Seanchai Jim Hawkins created a warm Irish Christmas spirit in the Garden City Library on December 11, 2013 at the meeting of the Irish Cultural Society. Jim began the evening with a rendition of “Christmas in Killarney” which set the tone for an evening of song, story, and Irish tradition, myth and legend. With no need for a microphone or a musical instrument, Jim captured the spirit of the Season and the hearts of the audience with the appeal of his singing voice, his dramatic use of gesture and voice—a brogue could be noticed by the attentive listener, and the charm of his recollections of Christmases as a boy in Westmeath.
The tradition part of Jim’s program brought the audience into a home being prepared for Christmas. While the women cleaned the interior, the men whitewashed the exterior of the house. Decorations included the Advent wreaths, candles for the Season of Light, and mistletoe for hugs and words of affection. The preparation of plum pudding excited the young ones—and old, too, for what greater gift is there than a slice of plum pudding. An audience member remembered his plum puddings containing a hidden ring. Always a home had on the table a welcoming cup of tea and bread for the stranger. Jim remembers, he related to his audience, a Christmas Eve when the stars were so close and so numerous that the evening remains in him as one of the great moments of his life. Personal stories, Jim’s and those of the members of the audience were a strand that ran through the evening.

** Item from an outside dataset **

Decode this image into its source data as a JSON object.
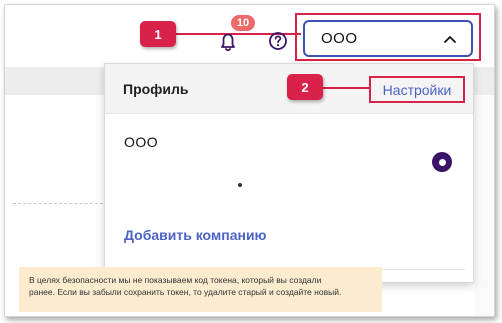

The stories woven through the evening showed how much Jim had researched his material and how much of the skills of a seanchai he brings to his show. With a hint of a brogue, he told a John B. Keane story of a mother, a boy named Jack, and a Santa Claus of a postman. The lad, as Keane created him, was fond of eating, smoking, drinking but not of working. The postman’s Christmas gift created a new, if inaccurate, image of the mother’s son. Jim told the audience about the Wren Day myth and about the gatherings after Midnight Mass, and how different Christmas is today in Ireland compared to “Christmas in Ireland Long Ago,” a poem rarely heard.
Jim provided his audience with the background of the songs he sang, starting with “Christmas in Killarney.” He described the children dancing in a circle while singing “I Saw Three Ships;” indeed, had the audience more room it would surely have circled, too, as it sang. “O Holy Night,” of course, was part of the program.
Jim chose to end his evening with “Silent Night,” which everyone knows was written in German. After a verse in Irish by Jim, Jim’s Irish and Irish-American audience joined him in as warm and heart-felt a rendition of “Silent Night” as any of the more than 40 members of the audience had ever heard.
As one member of the audience said, this evening was an Advent evening to remember. A warm turf fire burned in every heart that night.